WASHINGTON — On the 54th anniversary of Bloody Sunday, U.S. Senator Amy Klobuchar (D-MN) called on Congress to pass her legislation to make voting easier for all Americans. Klobuchar, the Ranking Member of the Senate Rules Committee with oversight jurisdiction over federal elections, introduced three bills. One to automatically register all eligible voters, another to inform young people about voter registration and elections, and finally, one to make it easier to vote on Election Day by allowing people to register to vote at the polls. In 2018, Minnesotans turned out to vote at the highest rate of any state in the country with 64.25 percent of registered voters casting a ballot.

“Fifty four years ago, hundreds of civil rights advocates marched across the Edmund Pettus Bridge in Selma peacefully asking for equal voting rights—they were met with violence and brutality,” Klobuchar said. “While we’ve come a long way since that tragic day, we have a long way to go in ensuring that all people have equal access to the ballot box. My bills would remove some of the barriers that make it difficult to cast a ballot and educate the next generation of voters about the process and importance of participating in our elections.”

The Register America to Vote Act would ensure that every state implements a secure process to automatically register eligible citizens to vote on their eighteenth birthday. The bill also directs states to allow voters who have been automatically registered, or who were previously registered to vote, to update their address through the day of the election. The bill authorizes a $325 million grant program for states to implement their automatic voter registration programs and to improve their election security. According to the Center for American Progress, automatically registering voters in every state would result in 22 million newly registered voters in just the first year of implementation. Sixteen states and the District of Columbia have authorized automatic voter registration and Minnesota was among the 19 states that introduced automatic voter registration legislation last year.

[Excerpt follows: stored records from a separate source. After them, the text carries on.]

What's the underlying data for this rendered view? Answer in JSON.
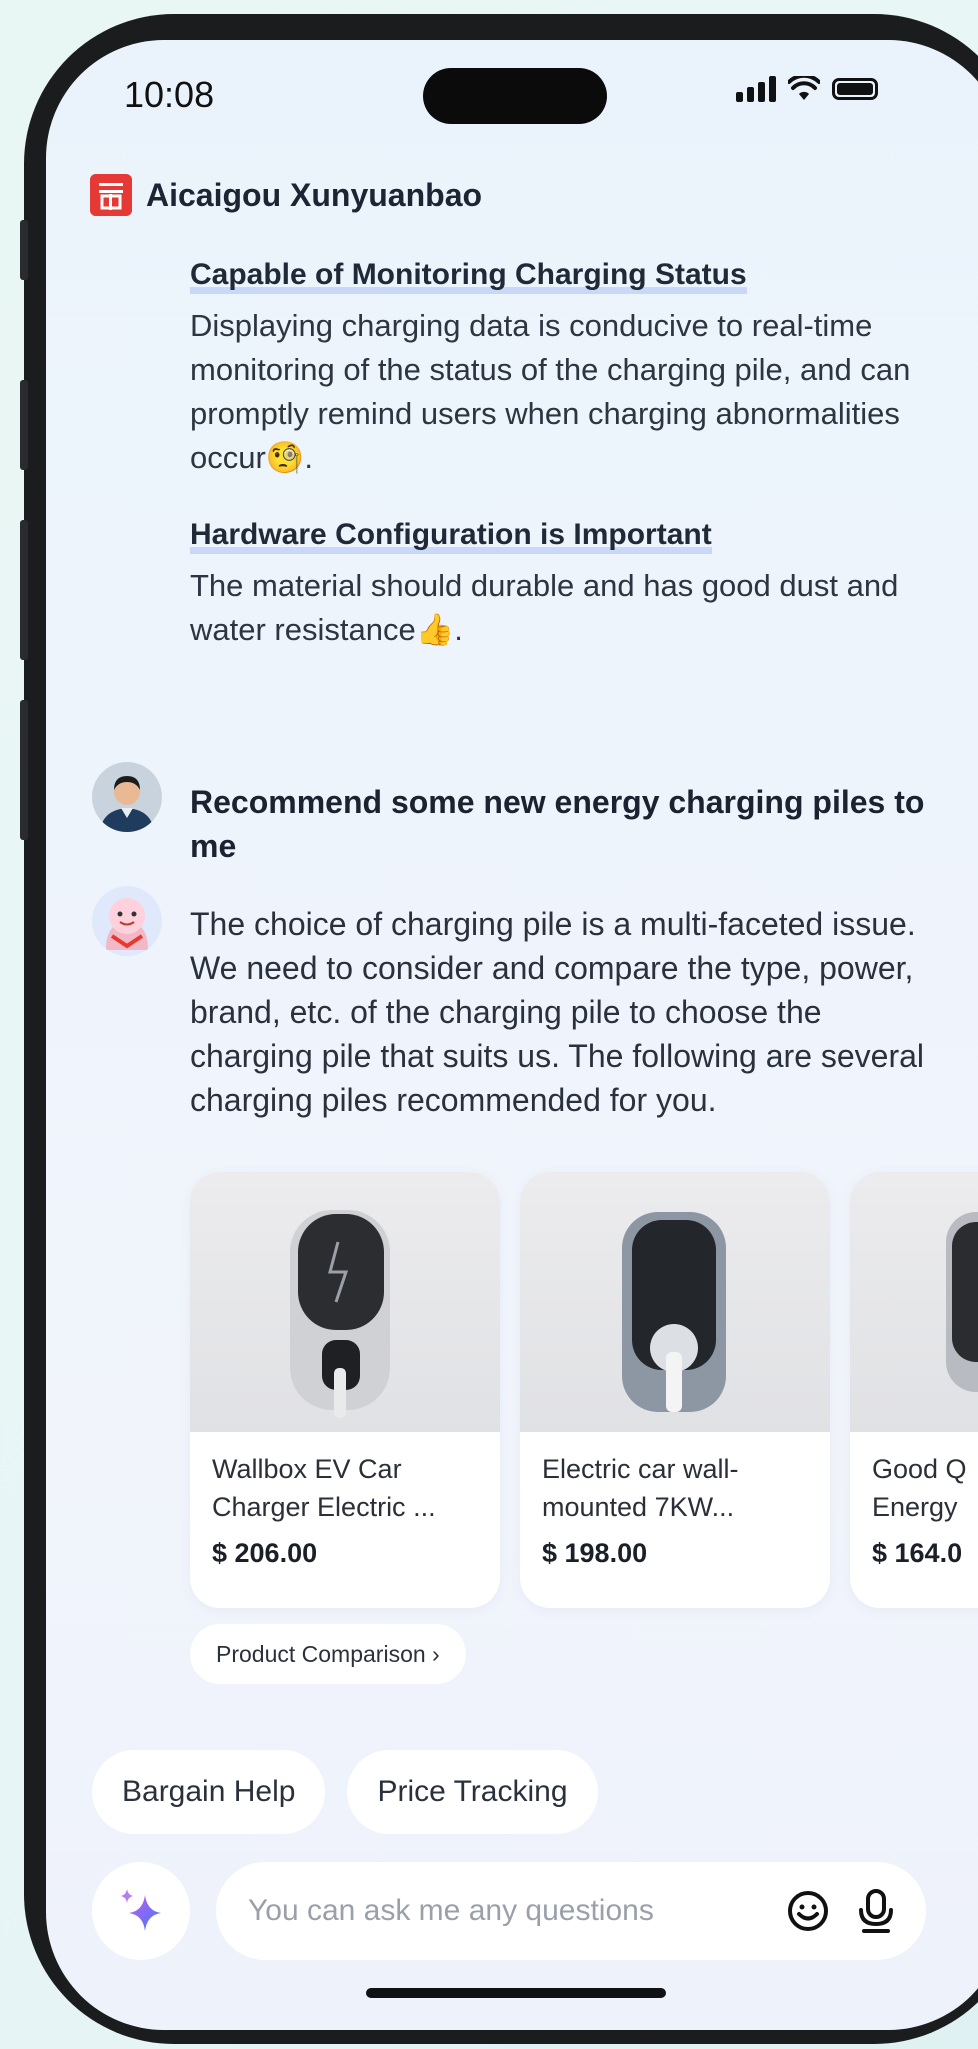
{
  "status": {
    "time": "10:08"
  },
  "brand": {
    "name": "Aicaigou Xunyuanbao"
  },
  "sections": [
    {
      "heading": "Capable of Monitoring Charging Status",
      "body": "Displaying charging data is conducive to real-time monitoring of the status of the charging pile, and can promptly remind users when charging abnormalities occur🧐."
    },
    {
      "heading": "Hardware Configuration is Important",
      "body": "The material should durable and has good dust and water resistance👍."
    }
  ],
  "user_message": "Recommend some new energy charging piles to me",
  "bot_answer": "The choice of charging pile is a multi-faceted issue. We need to consider and compare the type, power, brand, etc. of the charging pile to choose the charging pile that suits us. The following are several charging piles recommended for you.",
  "products": [
    {
      "title_line1": "Wallbox EV Car",
      "title_line2": "Charger Electric ...",
      "price": "$ 206.00"
    },
    {
      "title_line1": "Electric car wall-",
      "title_line2": "mounted 7KW...",
      "price": "$ 198.00"
    },
    {
      "title_line1": "Good Q",
      "title_line2": "Energy",
      "price": "$ 164.0"
    }
  ],
  "compare_label": "Product Comparison ›",
  "chips": [
    "Bargain Help",
    "Price Tracking"
  ],
  "input": {
    "placeholder": "You can ask me any questions"
  },
  "icons": {
    "brand": "brand-logo-icon",
    "spark": "sparkle-icon",
    "emoji": "smiley-icon",
    "mic": "microphone-icon"
  }
}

The Students Voicing Opinions in Today’s Elections (VOTE) Act would create a pilot program to educate high school seniors about registering to vote and help get them registered. The Same Day Registration Act would require states to allow people to register to vote on the same day as the election.

Throughout her time in the Senate, Klobuchar has been fighting to protect voting rights for all Americans. Earlier this month, Klobuchar and Senator Sherrod Brown (D-OH) introduced the SAVE VOTERs Act to amend the National Voter Registration Act to clarify that a state may not use someone’s failure to vote as reason to remove them as a registered voter. In March, Klobuchar and Senators John Cornyn (R-TX), Joe Manchin (D-WV), Tim Kaine (D-VA), and John Kennedy (R-LA) introduced the Support our Military Spouses Act. This legislation would reduce confusion and ensure military spouses do not have to establish new legal residency after every military reassignment. In 2017, Klobuchar and Senators Patrick Leahy (D-VT) and Dick Durbin (D-IL) introduced the Automatic Voter Registration Act, which would require states to automatically register eligible voters when they interact with certain state or federal agencies, unless the person declines. Klobuchar traveled to Selma, Alabama with Congressman John Lewis (D-GA) in 2014 where they visited several landmark sites of the civil rights movement including the Edmund Pettus Bridge.